_INPUT RECORDS:_
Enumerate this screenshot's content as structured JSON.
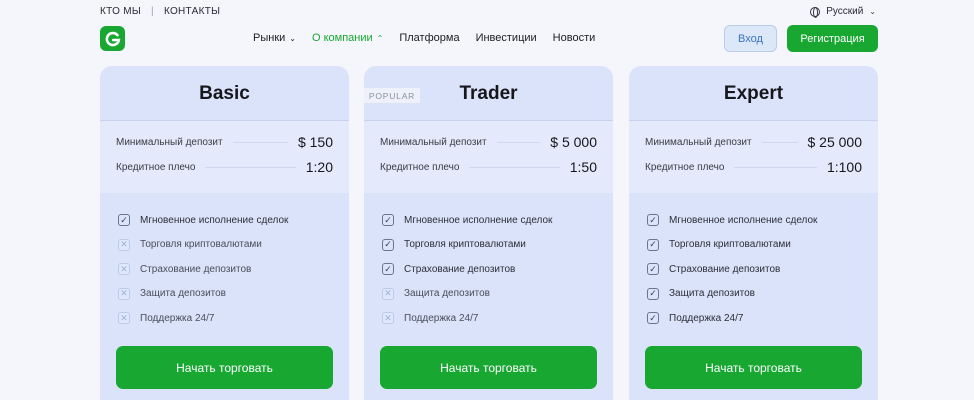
{
  "toplinks": {
    "about": "КТО МЫ",
    "separator": "|",
    "contacts": "КОНТАКТЫ"
  },
  "language": {
    "label": "Русский"
  },
  "nav": {
    "items": [
      {
        "label": "Рынки",
        "dropdown": "chevron-down",
        "active": false
      },
      {
        "label": "О компании",
        "dropdown": "chevron-up",
        "active": true
      },
      {
        "label": "Платформа",
        "active": false
      },
      {
        "label": "Инвестиции",
        "active": false
      },
      {
        "label": "Новости",
        "active": false
      }
    ]
  },
  "header": {
    "login_label": "Вход",
    "register_label": "Регистрация"
  },
  "colors": {
    "brand_green": "#18a832",
    "card_bg": "#dbe3fa",
    "login_blue": "#3b73c4"
  },
  "plans": [
    {
      "title": "Basic",
      "badge": "",
      "deposit_label": "Минимальный депозит",
      "deposit_value": "$ 150",
      "leverage_label": "Кредитное плечо",
      "leverage_value": "1:20",
      "features": [
        {
          "label": "Мгновенное исполнение сделок",
          "included": true
        },
        {
          "label": "Торговля криптовалютами",
          "included": false
        },
        {
          "label": "Страхование депозитов",
          "included": false
        },
        {
          "label": "Защита депозитов",
          "included": false
        },
        {
          "label": "Поддержка 24/7",
          "included": false
        }
      ],
      "cta": "Начать торговать"
    },
    {
      "title": "Trader",
      "badge": "POPULAR",
      "deposit_label": "Минимальный депозит",
      "deposit_value": "$ 5 000",
      "leverage_label": "Кредитное плечо",
      "leverage_value": "1:50",
      "features": [
        {
          "label": "Мгновенное исполнение сделок",
          "included": true
        },
        {
          "label": "Торговля криптовалютами",
          "included": true
        },
        {
          "label": "Страхование депозитов",
          "included": true
        },
        {
          "label": "Защита депозитов",
          "included": false
        },
        {
          "label": "Поддержка 24/7",
          "included": false
        }
      ],
      "cta": "Начать торговать"
    },
    {
      "title": "Expert",
      "badge": "",
      "deposit_label": "Минимальный депозит",
      "deposit_value": "$ 25 000",
      "leverage_label": "Кредитное плечо",
      "leverage_value": "1:100",
      "features": [
        {
          "label": "Мгновенное исполнение сделок",
          "included": true
        },
        {
          "label": "Торговля криптовалютами",
          "included": true
        },
        {
          "label": "Страхование депозитов",
          "included": true
        },
        {
          "label": "Защита депозитов",
          "included": true
        },
        {
          "label": "Поддержка 24/7",
          "included": true
        }
      ],
      "cta": "Начать торговать"
    }
  ]
}
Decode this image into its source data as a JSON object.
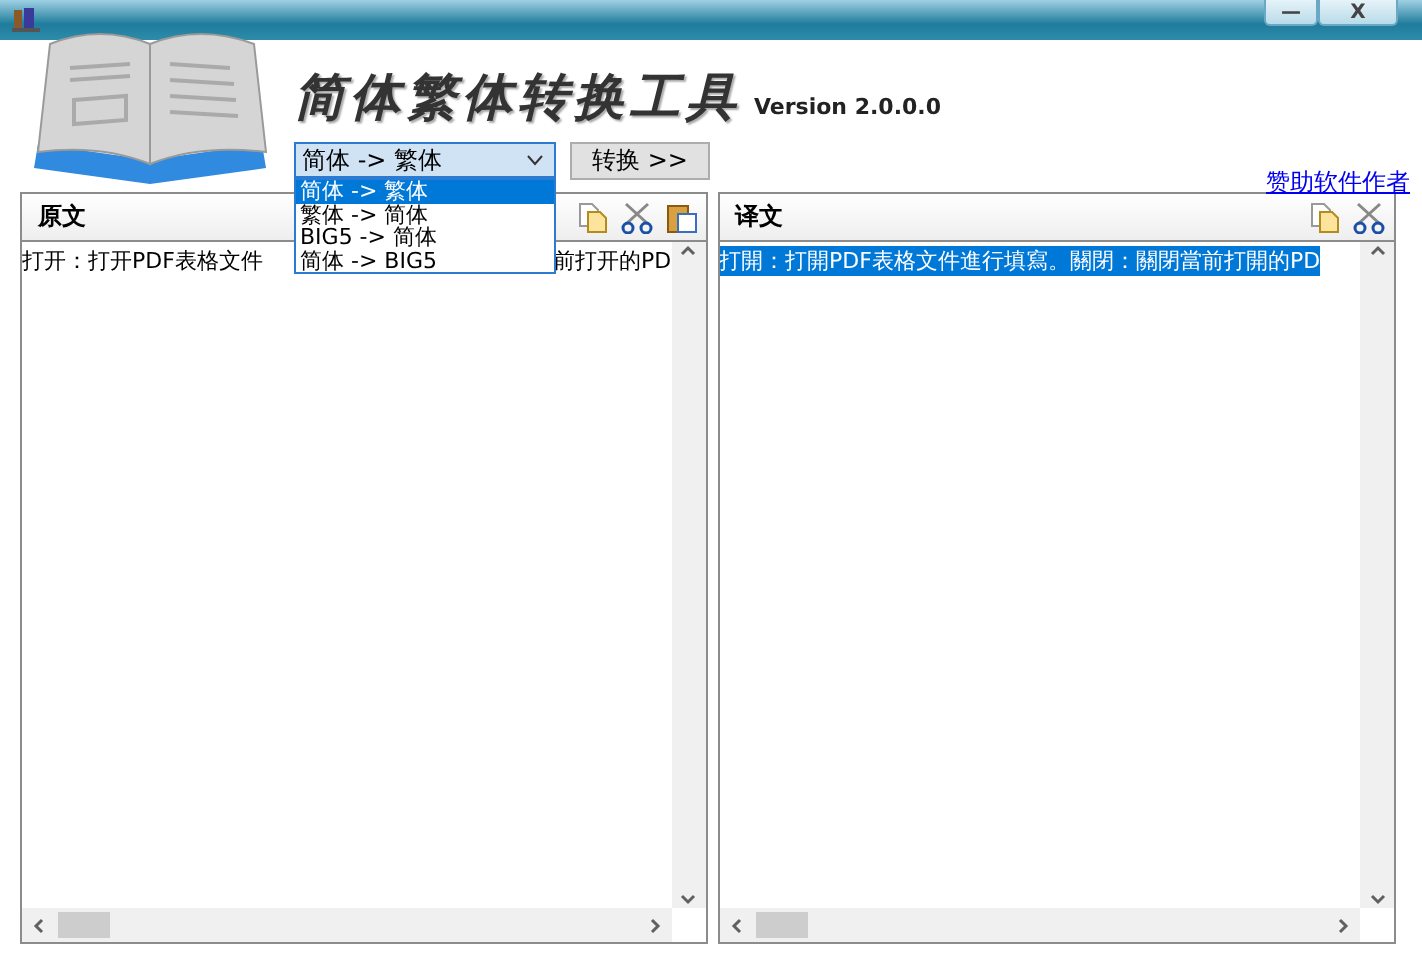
{
  "window": {
    "minimize": "—",
    "close": "X"
  },
  "header": {
    "title": "简体繁体转换工具",
    "version": "Version 2.0.0.0"
  },
  "mode_select": {
    "value": "简体 -> 繁体",
    "expanded": true,
    "options": [
      {
        "label": "简体 -> 繁体",
        "selected": true
      },
      {
        "label": "繁体 -> 简体",
        "selected": false
      },
      {
        "label": "BIG5 -> 简体",
        "selected": false
      },
      {
        "label": "简体 -> BIG5",
        "selected": false
      }
    ]
  },
  "convert_button": "转换 >>",
  "sponsor_link": "赞助软件作者",
  "panels": [
    {
      "title": "原文",
      "tools": [
        {
          "kind": "copy"
        },
        {
          "kind": "cut"
        },
        {
          "kind": "paste"
        }
      ],
      "text_parts": [
        "打开：打开PDF表格文件",
        "前打开的PD"
      ],
      "text_selected": false
    },
    {
      "title": "译文",
      "tools": [
        {
          "kind": "copy"
        },
        {
          "kind": "cut"
        }
      ],
      "text_parts": [
        "打開：打開PDF表格文件進行填寫。關閉：關閉當前打開的PD"
      ],
      "text_selected": true
    }
  ]
}
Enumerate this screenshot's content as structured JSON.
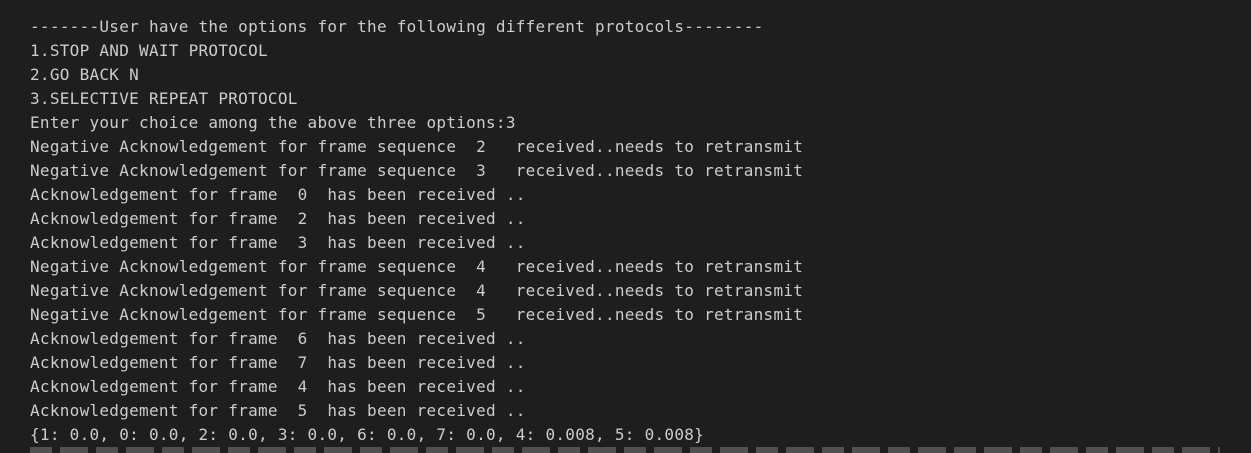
{
  "terminal": {
    "lines": [
      "-------User have the options for the following different protocols--------",
      "1.STOP AND WAIT PROTOCOL",
      "2.GO BACK N",
      "3.SELECTIVE REPEAT PROTOCOL",
      "Enter your choice among the above three options:3",
      "Negative Acknowledgement for frame sequence  2   received..needs to retransmit",
      "Negative Acknowledgement for frame sequence  3   received..needs to retransmit",
      "Acknowledgement for frame  0  has been received ..",
      "Acknowledgement for frame  2  has been received ..",
      "Acknowledgement for frame  3  has been received ..",
      "Negative Acknowledgement for frame sequence  4   received..needs to retransmit",
      "Negative Acknowledgement for frame sequence  4   received..needs to retransmit",
      "Negative Acknowledgement for frame sequence  5   received..needs to retransmit",
      "Acknowledgement for frame  6  has been received ..",
      "Acknowledgement for frame  7  has been received ..",
      "Acknowledgement for frame  4  has been received ..",
      "Acknowledgement for frame  5  has been received ..",
      "{1: 0.0, 0: 0.0, 2: 0.0, 3: 0.0, 6: 0.0, 7: 0.0, 4: 0.008, 5: 0.008}"
    ],
    "text_color": "#cccccc",
    "background_color": "#1e1e1e"
  }
}
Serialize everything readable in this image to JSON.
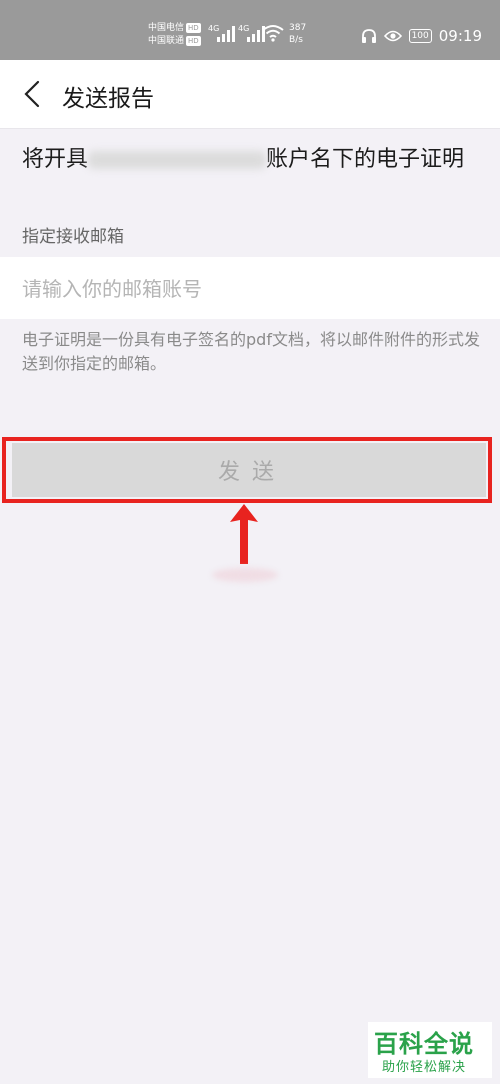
{
  "status_bar": {
    "carrier1": "中国电信",
    "carrier2": "中国联通",
    "hd": "HD",
    "net1": "4G",
    "net2": "4G",
    "speed_value": "387",
    "speed_unit": "B/s",
    "battery": "100",
    "time": "09:19"
  },
  "header": {
    "back_icon": "chevron-left-icon",
    "title": "发送报告"
  },
  "statement": {
    "prefix": "将开具",
    "suffix": "账户名下的电子证明"
  },
  "email": {
    "label": "指定接收邮箱",
    "placeholder": "请输入你的邮箱账号",
    "value": ""
  },
  "description": "电子证明是一份具有电子签名的pdf文档，将以邮件附件的形式发送到你指定的邮箱。",
  "send_button": {
    "label": "发送",
    "enabled": false
  },
  "annotation": {
    "highlight_color": "#e8231f",
    "arrow_color": "#e8231f"
  },
  "watermark": {
    "title": "百科全说",
    "subtitle": "助你轻松解决"
  }
}
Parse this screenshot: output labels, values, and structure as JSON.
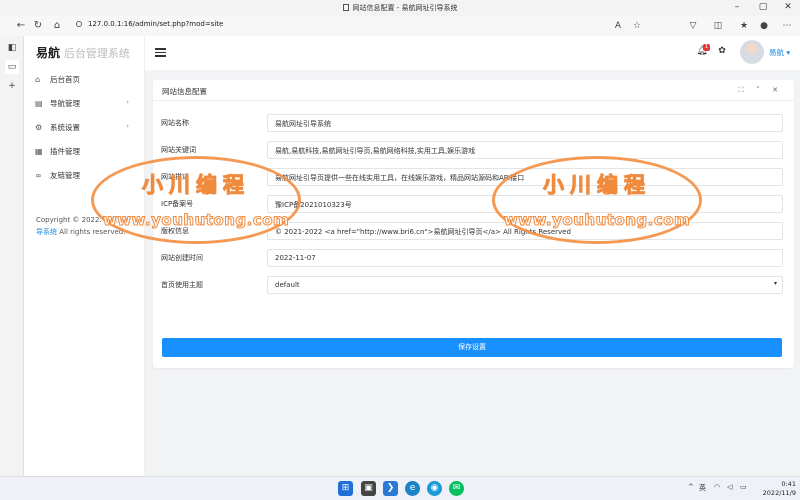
{
  "browser": {
    "tab_title": "网站信息配置 - 易航网址引导系统",
    "url": "127.0.0.1:16/admin/set.php?mod=site"
  },
  "sidebar": {
    "brand_main": "易航",
    "brand_sub": "后台管理系统",
    "items": [
      {
        "label": "后台首页",
        "icon": "home-icon",
        "has_arrow": false
      },
      {
        "label": "导航管理",
        "icon": "list-icon",
        "has_arrow": true
      },
      {
        "label": "系统设置",
        "icon": "gear-icon",
        "has_arrow": true
      },
      {
        "label": "插件管理",
        "icon": "plugin-icon",
        "has_arrow": false
      },
      {
        "label": "友链管理",
        "icon": "link-icon",
        "has_arrow": false
      }
    ],
    "arrow": "›",
    "copyright_line1": "Copyright © 2022.",
    "copyright_faded": "易航网址引",
    "copyright_link": "导系统",
    "copyright_rights": "All rights reserved."
  },
  "topbar": {
    "notification_count": "1",
    "username": "易航",
    "username_caret": "▾"
  },
  "card": {
    "title": "网站信息配置",
    "fields": [
      {
        "label": "网站名称",
        "value": "易航网址引导系统"
      },
      {
        "label": "网站关键词",
        "value": "易航,易航科技,易航网址引导页,易航网络科技,实用工具,娱乐游戏"
      },
      {
        "label": "网站描述",
        "value": "易航网址引导页提供一些在线实用工具，在线娱乐游戏，精品网站源码和API接口"
      },
      {
        "label": "ICP备案号",
        "value": "豫ICP备2021010323号"
      },
      {
        "label": "版权信息",
        "value": "© 2021-2022 <a href=\"http://www.bri6.cn\">易航网址引导页</a> All Rights Reserved"
      },
      {
        "label": "网站创建时间",
        "value": "2022-11-07"
      },
      {
        "label": "首页使用主题",
        "value": "default"
      }
    ],
    "select_caret": "▾",
    "save_label": "保存设置"
  },
  "watermark": {
    "line1": "小川编程",
    "line2": "www.youhutong.com",
    "color": "#f08a3c"
  },
  "taskbar": {
    "ime": "英",
    "time": "0:41",
    "date": "2022/11/9",
    "tray_caret": "^"
  },
  "colors": {
    "accent": "#1890ff",
    "link": "#1e88e5",
    "badge": "#e53935"
  }
}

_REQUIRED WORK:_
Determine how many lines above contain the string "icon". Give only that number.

_EXERCISE SOLUTION:_
6